[Computational Complexity] True Impact
How do you measure your impact as a computer scientist? You can try measures like the Citeseer rank or the h-index, but the only scientifically valid test would compare the world today with the world where you were never born.
We can never actually run such a test but we can try the thought experiment. Even if you are one of the "greats," most of your theorems, even the best and most surprising, would have been eventually proved a few months or a few years later. Other theorems would never have been proved because no one, other than the non-existent you, would have cared. Other than speeding up science a little bit, you cannot get a long-term individual impact on the field solely by proving theorems.
But proving those theorems builds your reputation and with that reputation you can shape the direction of the field. With this reputation you can, for better or for worse, help shape the direction of the field and set the research agenda for a generation of young graduate students. You also have lasting influence through your graduate students and the undergrads you convince to study computer science.

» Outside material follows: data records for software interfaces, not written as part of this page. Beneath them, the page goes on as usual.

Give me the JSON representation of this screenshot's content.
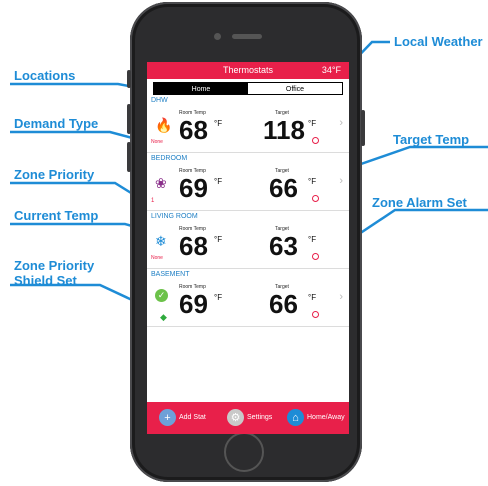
{
  "callouts": {
    "local_weather": "Local Weather",
    "locations": "Locations",
    "demand_type": "Demand Type",
    "target_temp": "Target Temp",
    "zone_priority": "Zone Priority",
    "zone_alarm_set": "Zone Alarm Set",
    "current_temp": "Current Temp",
    "zone_priority_shield_line1": "Zone Priority",
    "zone_priority_shield_line2": "Shield Set"
  },
  "header": {
    "title": "Thermostats",
    "weather": "34°F"
  },
  "locations": {
    "tabs": [
      "Home",
      "Office"
    ],
    "selected": "Home"
  },
  "zones": [
    {
      "name": "DHW",
      "room_label": "Room Temp",
      "room_temp": "68",
      "target_label": "Target",
      "target_temp": "118",
      "unit": "°F",
      "demand": "None",
      "icon": "flame-icon"
    },
    {
      "name": "BEDROOM",
      "room_label": "Room Temp",
      "room_temp": "69",
      "target_label": "Target",
      "target_temp": "66",
      "unit": "°F",
      "priority": "1",
      "icon": "fan-icon"
    },
    {
      "name": "LIVING ROOM",
      "room_label": "Room Temp",
      "room_temp": "68",
      "target_label": "Target",
      "target_temp": "63",
      "unit": "°F",
      "demand": "None",
      "icon": "snowflake-icon"
    },
    {
      "name": "BASEMENT",
      "room_label": "Room Temp",
      "room_temp": "69",
      "target_label": "Target",
      "target_temp": "66",
      "unit": "°F",
      "icon": "check-icon"
    }
  ],
  "bottom_bar": {
    "add": "Add Stat",
    "settings": "Settings",
    "home_away": "Home/Away"
  },
  "colors": {
    "accent": "#e8204a",
    "callout": "#1e8cd6",
    "zone_name": "#1e7fc4"
  }
}
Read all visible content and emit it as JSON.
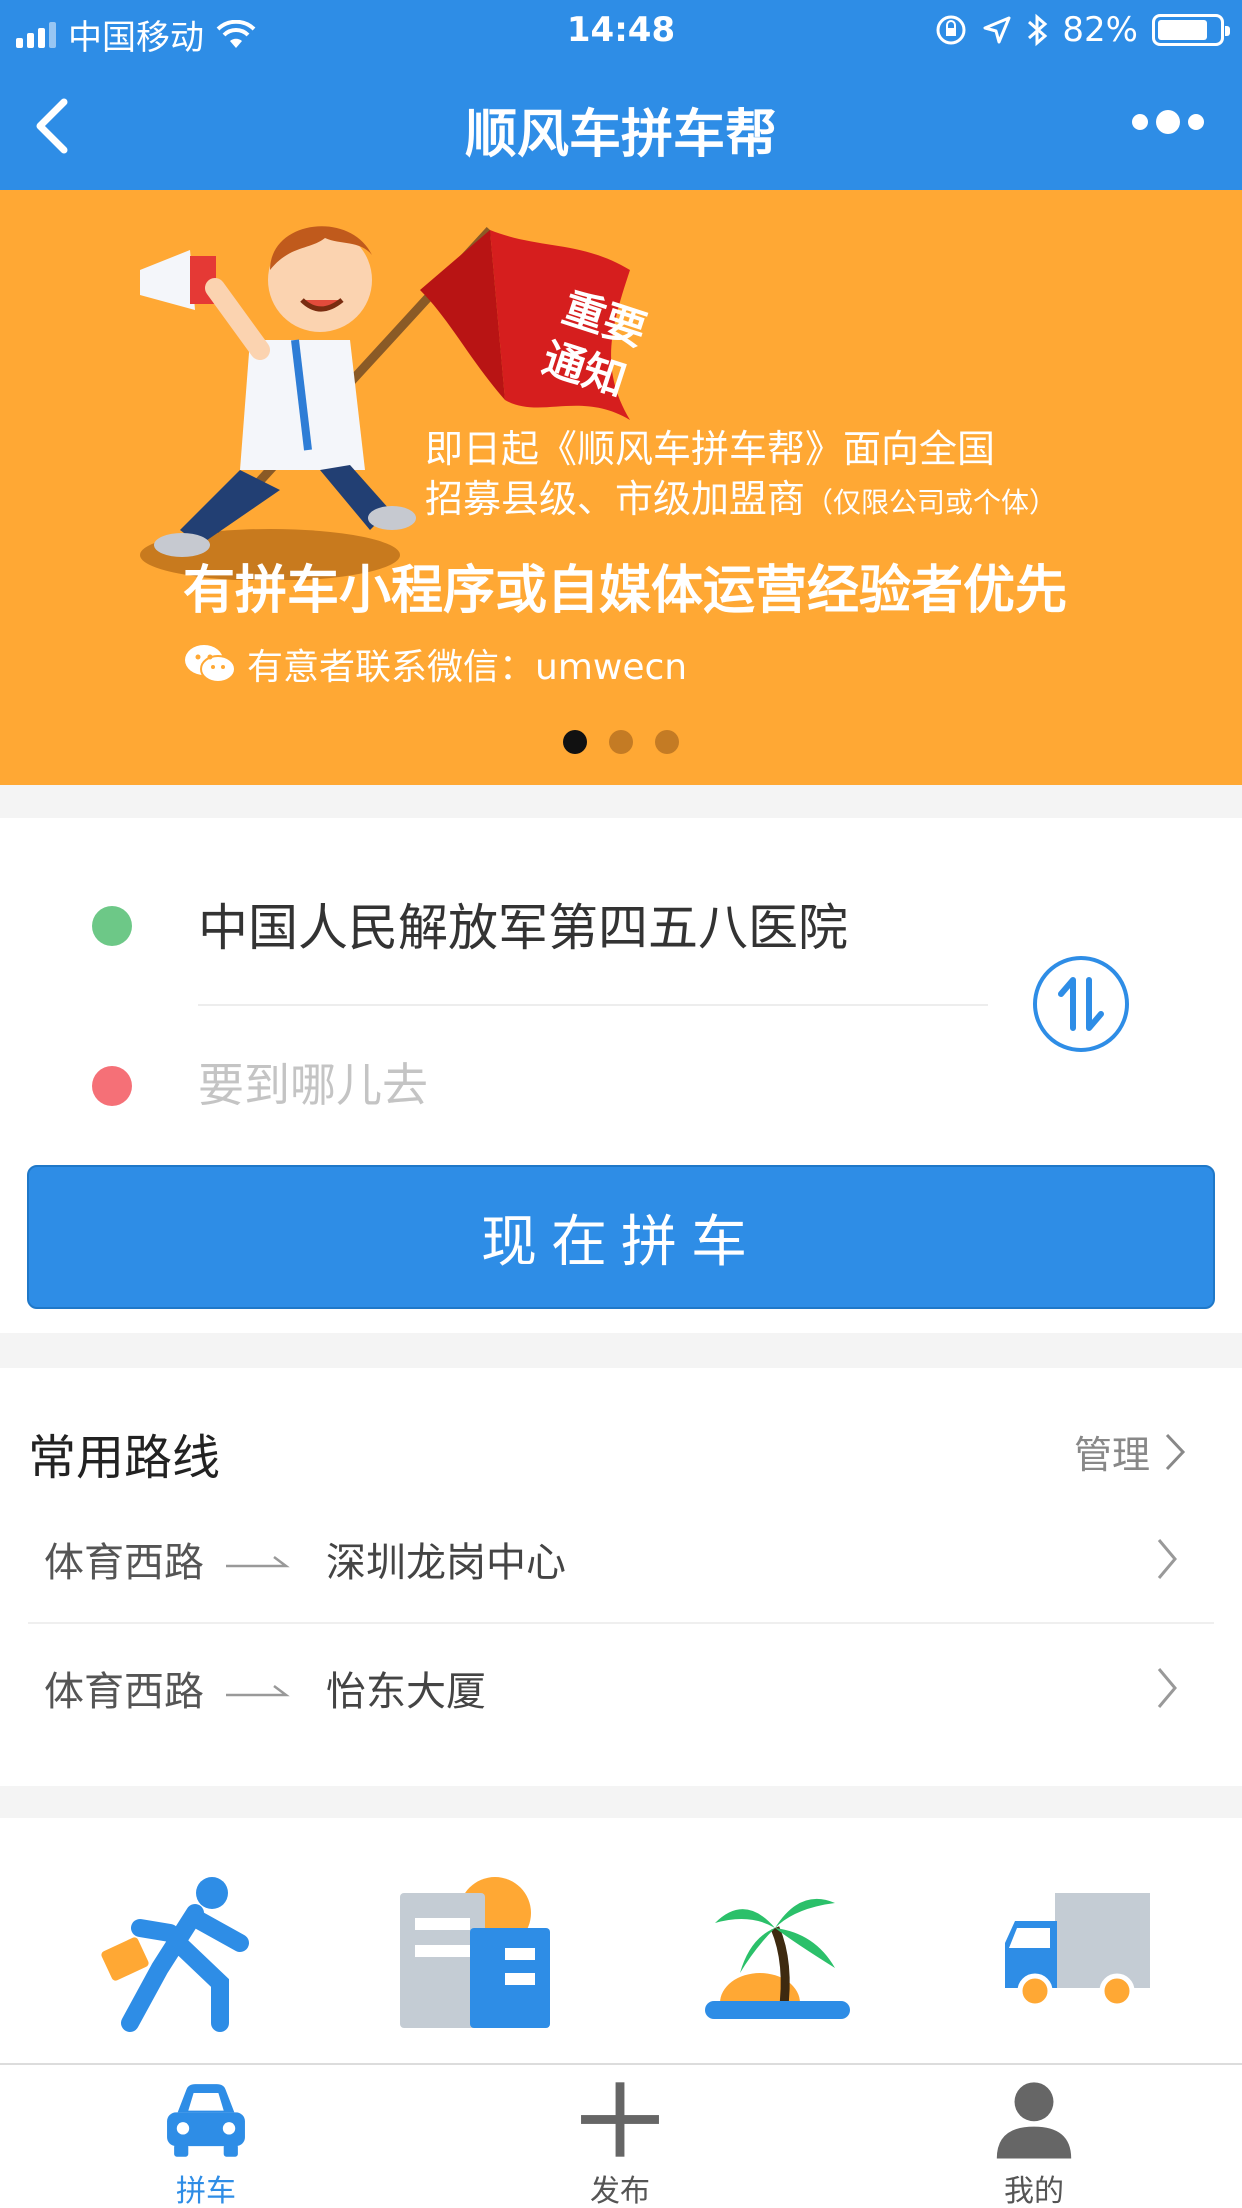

We can run this thought experiment the other way. Suppose many years ago a sperm darted right instead of left and fertilized an egg that hatched a true genius in our field. How much difference could that one person have made on our research and our lives?
Posted by Lance to Computational Complexity at 10/17/2005 10:41:00 PM